Android also released statistics on what screens people are using for their Android mobile devices. 51.1% are using high density screens, while 28.7% are using xhdpi, or “extra high density” screens. An example is the Samsung Galaxy S III.
The good news here is that close to 60% are using either Gingerbread or Jelly Bean. The bad news is that there are still a lot of older versions of Android out there. So, what does this mean to an Android app or game developer? Not a lot, but it definitely makes us work a bit harder here as Android app builders. One thing it definitely means is that the launch of the Nexus tablets and the Galaxy S III was very successful.
Android is open source, and manufacturers often lend their own tweaks to the system for their own devices. While this is often a problem, when all is said and done, it works mostly in the developer’s favour.
Android devices generally cost less than Apple devices, and they can be more-easily replaced. A lot of users who are frustrated with older phones simply buy new ones. Google usually provides major updates to Android every 6-9 months. Since smartphones and tablets are evolving yearly, this isn’t as much of a problem as one may think.

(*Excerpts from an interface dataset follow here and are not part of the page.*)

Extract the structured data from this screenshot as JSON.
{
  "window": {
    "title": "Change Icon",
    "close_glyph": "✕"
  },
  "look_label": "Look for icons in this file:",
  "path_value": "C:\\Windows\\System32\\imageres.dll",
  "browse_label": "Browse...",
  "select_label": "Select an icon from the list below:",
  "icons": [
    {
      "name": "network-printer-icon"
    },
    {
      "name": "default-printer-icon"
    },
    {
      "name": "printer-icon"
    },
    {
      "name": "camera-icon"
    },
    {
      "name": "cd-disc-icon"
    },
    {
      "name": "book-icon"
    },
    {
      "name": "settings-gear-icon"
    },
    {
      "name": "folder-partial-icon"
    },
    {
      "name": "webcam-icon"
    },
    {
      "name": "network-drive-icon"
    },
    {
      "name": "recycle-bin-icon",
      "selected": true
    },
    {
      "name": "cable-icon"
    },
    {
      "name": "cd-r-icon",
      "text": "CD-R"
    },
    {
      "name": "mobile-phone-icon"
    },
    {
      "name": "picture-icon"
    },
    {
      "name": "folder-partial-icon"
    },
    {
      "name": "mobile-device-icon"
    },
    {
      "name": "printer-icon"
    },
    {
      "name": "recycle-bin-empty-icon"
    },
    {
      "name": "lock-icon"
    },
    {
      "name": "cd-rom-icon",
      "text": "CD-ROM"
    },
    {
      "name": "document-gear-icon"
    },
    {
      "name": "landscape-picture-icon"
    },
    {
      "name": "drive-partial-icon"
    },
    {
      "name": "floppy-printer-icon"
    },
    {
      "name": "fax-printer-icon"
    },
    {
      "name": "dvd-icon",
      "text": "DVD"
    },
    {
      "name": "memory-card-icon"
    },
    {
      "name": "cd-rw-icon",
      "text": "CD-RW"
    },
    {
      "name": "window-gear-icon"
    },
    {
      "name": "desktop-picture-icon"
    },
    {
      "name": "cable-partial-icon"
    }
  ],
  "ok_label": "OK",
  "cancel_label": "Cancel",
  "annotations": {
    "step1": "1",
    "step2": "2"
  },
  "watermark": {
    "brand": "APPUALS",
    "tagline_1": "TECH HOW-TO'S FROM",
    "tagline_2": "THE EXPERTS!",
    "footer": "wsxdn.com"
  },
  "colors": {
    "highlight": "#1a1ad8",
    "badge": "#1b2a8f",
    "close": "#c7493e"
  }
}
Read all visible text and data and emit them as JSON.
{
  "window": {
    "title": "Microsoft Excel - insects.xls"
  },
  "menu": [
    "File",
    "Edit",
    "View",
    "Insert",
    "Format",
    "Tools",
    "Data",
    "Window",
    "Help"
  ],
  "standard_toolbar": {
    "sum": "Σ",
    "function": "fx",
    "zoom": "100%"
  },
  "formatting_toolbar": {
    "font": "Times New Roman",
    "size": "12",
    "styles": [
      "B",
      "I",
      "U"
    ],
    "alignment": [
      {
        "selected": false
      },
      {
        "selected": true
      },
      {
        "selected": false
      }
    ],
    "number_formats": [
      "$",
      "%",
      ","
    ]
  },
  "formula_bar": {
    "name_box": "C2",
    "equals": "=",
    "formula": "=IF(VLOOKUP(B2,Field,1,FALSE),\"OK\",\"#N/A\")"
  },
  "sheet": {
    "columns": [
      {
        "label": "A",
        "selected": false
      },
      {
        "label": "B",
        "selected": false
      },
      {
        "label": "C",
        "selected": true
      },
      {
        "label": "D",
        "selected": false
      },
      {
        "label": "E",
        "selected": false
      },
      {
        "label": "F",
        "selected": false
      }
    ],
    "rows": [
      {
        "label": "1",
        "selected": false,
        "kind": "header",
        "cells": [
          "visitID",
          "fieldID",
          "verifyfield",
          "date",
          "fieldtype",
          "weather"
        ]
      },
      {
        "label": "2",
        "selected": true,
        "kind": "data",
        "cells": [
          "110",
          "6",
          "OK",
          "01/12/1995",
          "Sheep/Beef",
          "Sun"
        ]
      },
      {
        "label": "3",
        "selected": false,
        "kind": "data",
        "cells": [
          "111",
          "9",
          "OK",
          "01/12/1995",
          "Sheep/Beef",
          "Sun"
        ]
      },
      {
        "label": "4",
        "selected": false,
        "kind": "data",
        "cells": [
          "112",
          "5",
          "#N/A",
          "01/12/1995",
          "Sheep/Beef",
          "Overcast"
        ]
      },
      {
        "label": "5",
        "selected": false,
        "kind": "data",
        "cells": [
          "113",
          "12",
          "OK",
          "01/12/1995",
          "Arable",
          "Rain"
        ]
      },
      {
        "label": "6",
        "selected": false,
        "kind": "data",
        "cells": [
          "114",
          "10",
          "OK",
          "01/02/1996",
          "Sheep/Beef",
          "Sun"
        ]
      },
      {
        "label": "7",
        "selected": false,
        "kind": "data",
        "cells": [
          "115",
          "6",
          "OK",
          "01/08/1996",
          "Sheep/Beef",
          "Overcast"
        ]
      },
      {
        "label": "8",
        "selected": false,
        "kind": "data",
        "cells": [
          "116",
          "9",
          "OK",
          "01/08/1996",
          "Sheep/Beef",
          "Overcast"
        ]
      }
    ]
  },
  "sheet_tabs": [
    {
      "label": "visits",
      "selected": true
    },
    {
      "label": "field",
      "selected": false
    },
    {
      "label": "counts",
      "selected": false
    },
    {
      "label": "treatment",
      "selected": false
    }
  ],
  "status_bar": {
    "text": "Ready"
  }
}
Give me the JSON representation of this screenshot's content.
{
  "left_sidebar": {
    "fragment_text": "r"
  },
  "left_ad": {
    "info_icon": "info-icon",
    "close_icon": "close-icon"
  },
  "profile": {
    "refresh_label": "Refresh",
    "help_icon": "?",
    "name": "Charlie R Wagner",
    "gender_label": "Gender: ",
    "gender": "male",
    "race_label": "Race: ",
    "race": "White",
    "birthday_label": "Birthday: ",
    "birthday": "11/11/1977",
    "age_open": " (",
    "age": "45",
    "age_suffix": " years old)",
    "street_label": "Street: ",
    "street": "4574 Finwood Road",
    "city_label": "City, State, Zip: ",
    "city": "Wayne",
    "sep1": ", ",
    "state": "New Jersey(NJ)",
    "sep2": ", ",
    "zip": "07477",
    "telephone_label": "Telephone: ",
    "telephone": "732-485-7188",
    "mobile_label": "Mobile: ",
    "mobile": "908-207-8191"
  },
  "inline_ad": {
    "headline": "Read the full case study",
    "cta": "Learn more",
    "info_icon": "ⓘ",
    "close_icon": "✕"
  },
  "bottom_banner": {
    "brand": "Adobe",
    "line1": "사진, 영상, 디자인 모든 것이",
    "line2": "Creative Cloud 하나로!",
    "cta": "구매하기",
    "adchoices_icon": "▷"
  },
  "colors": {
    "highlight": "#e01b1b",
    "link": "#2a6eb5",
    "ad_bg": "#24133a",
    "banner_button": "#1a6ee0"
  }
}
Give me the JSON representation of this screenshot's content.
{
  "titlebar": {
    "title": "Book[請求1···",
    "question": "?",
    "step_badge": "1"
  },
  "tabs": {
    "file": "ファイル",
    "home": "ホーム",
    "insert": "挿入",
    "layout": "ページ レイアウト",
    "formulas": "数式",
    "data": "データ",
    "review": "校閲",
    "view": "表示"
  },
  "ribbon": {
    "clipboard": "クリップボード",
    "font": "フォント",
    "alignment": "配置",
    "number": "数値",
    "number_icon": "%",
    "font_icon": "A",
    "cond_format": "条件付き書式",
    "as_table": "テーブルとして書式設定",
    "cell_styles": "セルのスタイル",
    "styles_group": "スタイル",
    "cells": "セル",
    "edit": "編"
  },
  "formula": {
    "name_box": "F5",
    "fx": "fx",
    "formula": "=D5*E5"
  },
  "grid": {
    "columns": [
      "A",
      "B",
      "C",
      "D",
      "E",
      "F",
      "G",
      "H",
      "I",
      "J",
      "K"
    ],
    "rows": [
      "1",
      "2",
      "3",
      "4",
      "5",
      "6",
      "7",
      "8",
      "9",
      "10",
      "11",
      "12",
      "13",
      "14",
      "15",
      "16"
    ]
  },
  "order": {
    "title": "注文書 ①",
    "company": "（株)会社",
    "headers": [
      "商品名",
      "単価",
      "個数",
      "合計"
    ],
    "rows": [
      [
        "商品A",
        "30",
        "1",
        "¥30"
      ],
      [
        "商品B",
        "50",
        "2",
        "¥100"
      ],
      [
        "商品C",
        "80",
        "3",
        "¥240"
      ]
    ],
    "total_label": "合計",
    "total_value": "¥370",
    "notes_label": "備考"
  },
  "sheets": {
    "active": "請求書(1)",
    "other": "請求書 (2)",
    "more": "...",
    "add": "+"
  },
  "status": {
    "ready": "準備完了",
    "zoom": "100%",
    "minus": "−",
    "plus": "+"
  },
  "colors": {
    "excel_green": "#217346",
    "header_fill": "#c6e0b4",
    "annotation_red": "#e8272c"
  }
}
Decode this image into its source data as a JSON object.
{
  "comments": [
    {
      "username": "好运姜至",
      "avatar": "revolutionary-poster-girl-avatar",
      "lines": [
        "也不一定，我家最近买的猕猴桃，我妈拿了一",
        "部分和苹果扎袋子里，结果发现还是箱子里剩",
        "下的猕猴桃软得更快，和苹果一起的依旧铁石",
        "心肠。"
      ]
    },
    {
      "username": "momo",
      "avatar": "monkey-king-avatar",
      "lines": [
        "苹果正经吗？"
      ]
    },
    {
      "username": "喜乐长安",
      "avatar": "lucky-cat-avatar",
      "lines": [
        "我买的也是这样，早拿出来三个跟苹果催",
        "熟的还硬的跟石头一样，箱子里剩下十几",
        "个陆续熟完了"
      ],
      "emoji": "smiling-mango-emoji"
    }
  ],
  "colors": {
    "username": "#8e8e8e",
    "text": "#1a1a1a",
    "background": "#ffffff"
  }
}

Without getting too technical here, an app can easily be made to work on older operating systems, but don’t forget that as the Android updates occur, the hardware becomes more advanced, too. If you develop an Android game that is made to take advantage of newer hardware with better graphics and larger memory, it often won’t work on an older smartphone, just as an elaborate game program won’t work on a five year-old computer due to CPU and memory requirements.
We think that yearly evolution is good for business on our end as an Android app builder and on your end as a developer. While some apps may last forever, there is a lot of competition out there, and a lot of new apps being developed every day. The bottom line is that no app lasts forever, just like no software or computer operating system lasts forever.
People are used to buying updates and upgrades on both windows and iOS computers. They are used to new versions of software, and spend upwards of $100 on some of them. No consumer is going to complain that he has to spend between $1 and $5 on a new app for his new smartphone; he is just going to buy the new version for his new phone.
That gives you the opportunity to debug and update any apps. If you solicit feedback, you may include new features on your next version because a lot of people requested them. If you have a game where a lot of people have reached the top level, you might want to upgrade it with a few new, higher levels to give them a challenge. Nobody who has thrashed a game at the highest level is going to resist getting another chance to prove his superiority over a game he has already “defeated.”
The same logic applies for office apps, social apps, and the like. If you have an avenue for customers to keep in contact, or a forum for users, their feedback will give you a lot of directions for tweaks, added features, and even new products. So, when a new operating system comes out, you simply come out with a new, enhanced version of your app, optimised for the new operating system.